Wednesday, March 4, 2009
This Bid's for You
(Why the market had a bid all day - the inside crowd was front-running the news.- AM)
Wed Mar 4, 2009 3:56pm EST
by Rachelle Younglai
WASHINGTON, (Reuters) - A U.S. House Financial Services subcommittee plans a hearing on mark-to-market accounting rules, which have been blamed for forcing banks to report billions of dollars in write-downs, a source briefed on the matter told Reuters on Wednesday.
The subcommittee on capital markets has tentatively scheduled the hearing for March 12, the source said.
The U.S. Securities and Exchange Commission's chief accountant and the chairman of the Financial Accounting Standards Board, will be asked to testify, the source said.
U.S. industry groups have pressured the SEC and FASB to significantly alter or suspend the accounting rule, saying it is is undermining the government's multibillion-dollar effort to stabilize the country's financial sector.
Mark-to-market accounting requires assets to be valued at current market prices. Some banks say it forces them to mark down assets to artificially low prices amid the current financial crisis when banks intend to hold the assets past the current reporting period.

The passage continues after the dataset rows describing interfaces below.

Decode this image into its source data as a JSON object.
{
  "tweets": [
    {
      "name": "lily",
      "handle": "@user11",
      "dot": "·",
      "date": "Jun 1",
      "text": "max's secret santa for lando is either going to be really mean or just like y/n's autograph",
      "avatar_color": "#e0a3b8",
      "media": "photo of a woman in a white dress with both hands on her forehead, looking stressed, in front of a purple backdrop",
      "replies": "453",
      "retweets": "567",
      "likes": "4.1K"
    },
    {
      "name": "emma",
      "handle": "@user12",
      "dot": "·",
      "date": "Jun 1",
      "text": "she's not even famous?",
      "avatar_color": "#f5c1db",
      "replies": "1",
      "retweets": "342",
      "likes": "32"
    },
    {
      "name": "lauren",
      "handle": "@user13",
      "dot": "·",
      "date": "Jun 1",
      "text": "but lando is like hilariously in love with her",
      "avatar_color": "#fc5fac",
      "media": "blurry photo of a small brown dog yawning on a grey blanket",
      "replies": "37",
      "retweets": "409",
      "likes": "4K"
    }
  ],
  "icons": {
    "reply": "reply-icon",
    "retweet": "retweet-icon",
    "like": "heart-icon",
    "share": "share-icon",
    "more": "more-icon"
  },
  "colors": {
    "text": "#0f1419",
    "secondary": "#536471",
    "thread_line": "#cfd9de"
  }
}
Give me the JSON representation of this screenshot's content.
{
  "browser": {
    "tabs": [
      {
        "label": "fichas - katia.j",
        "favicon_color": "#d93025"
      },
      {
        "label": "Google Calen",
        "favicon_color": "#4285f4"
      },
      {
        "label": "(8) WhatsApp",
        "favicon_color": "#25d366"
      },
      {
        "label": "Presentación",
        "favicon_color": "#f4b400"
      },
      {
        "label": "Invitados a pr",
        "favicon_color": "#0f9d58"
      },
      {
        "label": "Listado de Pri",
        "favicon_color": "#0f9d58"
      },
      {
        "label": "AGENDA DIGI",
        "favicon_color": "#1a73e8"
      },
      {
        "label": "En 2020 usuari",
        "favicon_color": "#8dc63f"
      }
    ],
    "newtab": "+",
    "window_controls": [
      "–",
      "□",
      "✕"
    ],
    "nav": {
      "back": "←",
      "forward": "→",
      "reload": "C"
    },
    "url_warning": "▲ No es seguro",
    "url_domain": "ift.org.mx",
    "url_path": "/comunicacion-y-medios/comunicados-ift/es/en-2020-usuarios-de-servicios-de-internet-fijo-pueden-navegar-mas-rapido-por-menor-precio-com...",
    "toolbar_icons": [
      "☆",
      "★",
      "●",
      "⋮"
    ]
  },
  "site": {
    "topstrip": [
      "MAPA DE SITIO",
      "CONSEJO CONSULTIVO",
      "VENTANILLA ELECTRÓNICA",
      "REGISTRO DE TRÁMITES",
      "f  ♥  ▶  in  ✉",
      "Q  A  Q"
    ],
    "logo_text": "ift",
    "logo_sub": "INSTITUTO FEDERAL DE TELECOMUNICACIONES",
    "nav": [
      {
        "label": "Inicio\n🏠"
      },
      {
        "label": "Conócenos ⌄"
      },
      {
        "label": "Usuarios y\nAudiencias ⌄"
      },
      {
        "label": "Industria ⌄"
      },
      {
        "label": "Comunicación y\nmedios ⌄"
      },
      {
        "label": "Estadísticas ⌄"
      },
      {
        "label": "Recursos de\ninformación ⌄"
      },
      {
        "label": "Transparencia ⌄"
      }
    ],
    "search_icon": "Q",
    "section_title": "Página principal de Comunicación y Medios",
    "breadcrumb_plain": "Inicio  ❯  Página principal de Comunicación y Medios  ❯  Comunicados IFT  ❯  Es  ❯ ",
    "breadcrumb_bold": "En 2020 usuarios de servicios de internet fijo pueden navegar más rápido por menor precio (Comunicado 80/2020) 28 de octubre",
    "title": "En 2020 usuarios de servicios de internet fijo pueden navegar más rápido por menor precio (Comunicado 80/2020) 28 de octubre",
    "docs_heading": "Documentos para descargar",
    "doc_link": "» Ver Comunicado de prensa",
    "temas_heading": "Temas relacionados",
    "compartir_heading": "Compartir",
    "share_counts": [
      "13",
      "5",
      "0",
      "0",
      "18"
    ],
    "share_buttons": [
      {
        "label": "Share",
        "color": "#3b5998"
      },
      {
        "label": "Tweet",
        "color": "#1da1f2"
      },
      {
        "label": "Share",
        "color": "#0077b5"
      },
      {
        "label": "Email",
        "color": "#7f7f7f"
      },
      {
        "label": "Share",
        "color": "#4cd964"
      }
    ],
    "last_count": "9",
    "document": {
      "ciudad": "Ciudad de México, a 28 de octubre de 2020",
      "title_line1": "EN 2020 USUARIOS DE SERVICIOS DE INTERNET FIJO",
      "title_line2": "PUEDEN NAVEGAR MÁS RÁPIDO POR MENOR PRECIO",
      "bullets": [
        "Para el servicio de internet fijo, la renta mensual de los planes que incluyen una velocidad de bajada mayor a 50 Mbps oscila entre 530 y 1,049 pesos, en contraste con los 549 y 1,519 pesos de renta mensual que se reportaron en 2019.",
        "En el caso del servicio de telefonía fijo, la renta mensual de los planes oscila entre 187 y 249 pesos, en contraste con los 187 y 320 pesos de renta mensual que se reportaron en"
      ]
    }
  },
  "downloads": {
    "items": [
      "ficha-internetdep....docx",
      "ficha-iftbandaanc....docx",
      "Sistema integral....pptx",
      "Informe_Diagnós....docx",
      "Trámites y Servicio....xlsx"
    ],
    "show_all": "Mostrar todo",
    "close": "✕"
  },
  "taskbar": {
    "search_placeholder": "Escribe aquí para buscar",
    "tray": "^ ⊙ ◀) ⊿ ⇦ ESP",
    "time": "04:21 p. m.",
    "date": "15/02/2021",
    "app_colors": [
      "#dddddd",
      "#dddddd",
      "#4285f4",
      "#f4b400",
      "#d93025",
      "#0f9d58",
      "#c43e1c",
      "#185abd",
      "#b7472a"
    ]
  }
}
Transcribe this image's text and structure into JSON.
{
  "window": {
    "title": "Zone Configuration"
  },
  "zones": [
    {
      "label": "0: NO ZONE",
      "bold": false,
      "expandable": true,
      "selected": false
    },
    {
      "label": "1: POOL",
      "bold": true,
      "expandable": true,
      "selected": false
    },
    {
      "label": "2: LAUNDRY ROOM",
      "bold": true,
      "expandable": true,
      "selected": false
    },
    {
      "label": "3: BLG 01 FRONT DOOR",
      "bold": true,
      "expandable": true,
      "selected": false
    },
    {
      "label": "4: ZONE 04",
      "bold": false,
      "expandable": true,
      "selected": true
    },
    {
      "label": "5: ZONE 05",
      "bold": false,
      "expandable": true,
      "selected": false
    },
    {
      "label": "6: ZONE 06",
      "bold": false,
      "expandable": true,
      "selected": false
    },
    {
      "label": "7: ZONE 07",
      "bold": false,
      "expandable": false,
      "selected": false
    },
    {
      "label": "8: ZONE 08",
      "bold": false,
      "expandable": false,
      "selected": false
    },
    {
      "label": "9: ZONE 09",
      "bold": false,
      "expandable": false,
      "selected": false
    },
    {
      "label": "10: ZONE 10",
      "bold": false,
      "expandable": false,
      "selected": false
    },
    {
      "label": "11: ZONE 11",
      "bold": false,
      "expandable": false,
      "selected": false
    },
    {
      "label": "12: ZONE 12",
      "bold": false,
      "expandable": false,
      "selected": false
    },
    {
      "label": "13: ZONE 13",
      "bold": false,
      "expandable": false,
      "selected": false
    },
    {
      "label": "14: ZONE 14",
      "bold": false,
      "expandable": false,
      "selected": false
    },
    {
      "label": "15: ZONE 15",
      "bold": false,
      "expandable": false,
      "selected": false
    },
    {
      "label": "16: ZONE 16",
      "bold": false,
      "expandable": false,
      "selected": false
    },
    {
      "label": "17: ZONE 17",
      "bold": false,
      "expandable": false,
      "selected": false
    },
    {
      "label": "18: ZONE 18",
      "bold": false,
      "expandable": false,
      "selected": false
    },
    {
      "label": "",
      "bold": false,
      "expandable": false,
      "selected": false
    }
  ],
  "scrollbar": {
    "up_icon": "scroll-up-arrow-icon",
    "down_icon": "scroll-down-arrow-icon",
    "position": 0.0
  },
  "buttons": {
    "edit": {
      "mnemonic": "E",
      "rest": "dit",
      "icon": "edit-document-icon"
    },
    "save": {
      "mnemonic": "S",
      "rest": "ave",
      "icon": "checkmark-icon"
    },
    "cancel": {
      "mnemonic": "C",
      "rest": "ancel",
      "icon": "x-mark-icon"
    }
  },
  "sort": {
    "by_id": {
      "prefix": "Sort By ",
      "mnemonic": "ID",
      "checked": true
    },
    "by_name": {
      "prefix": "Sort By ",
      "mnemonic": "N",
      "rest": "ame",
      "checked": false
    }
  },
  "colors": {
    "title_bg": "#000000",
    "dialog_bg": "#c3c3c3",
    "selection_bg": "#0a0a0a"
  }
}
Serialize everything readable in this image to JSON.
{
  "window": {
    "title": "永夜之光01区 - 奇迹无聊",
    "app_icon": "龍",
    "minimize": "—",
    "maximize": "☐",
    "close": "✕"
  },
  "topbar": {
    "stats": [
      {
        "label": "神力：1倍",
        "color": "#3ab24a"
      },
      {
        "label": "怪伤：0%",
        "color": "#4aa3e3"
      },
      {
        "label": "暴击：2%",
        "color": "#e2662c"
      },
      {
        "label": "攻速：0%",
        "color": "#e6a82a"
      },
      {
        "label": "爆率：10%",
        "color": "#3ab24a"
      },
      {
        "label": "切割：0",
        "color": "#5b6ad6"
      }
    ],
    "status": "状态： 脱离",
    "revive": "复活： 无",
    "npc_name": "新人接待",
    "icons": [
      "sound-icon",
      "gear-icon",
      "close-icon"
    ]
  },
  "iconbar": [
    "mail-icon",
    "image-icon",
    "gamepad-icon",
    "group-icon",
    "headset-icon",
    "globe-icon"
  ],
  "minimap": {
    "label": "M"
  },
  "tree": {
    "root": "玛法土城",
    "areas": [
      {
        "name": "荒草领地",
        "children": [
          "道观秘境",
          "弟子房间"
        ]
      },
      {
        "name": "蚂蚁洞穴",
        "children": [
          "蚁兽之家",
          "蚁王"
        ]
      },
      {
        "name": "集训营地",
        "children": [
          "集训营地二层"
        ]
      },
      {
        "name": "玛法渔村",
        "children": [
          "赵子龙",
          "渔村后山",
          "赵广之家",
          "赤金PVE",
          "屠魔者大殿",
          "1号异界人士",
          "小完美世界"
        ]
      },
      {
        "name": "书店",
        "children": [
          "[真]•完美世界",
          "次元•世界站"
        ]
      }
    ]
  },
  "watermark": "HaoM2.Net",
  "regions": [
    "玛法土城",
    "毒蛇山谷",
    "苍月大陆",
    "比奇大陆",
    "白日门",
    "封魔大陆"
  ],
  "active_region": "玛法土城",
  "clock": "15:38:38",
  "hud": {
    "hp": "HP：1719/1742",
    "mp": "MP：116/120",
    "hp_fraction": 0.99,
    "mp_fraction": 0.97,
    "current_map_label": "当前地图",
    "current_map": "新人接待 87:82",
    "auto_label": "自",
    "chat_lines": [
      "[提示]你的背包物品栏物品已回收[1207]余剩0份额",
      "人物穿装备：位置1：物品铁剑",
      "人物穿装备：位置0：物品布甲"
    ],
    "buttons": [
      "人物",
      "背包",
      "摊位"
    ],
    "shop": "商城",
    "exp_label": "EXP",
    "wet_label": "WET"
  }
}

The SEC and FASB are working on more guidance to help banks determine the value of an asset when there is little or no market trading.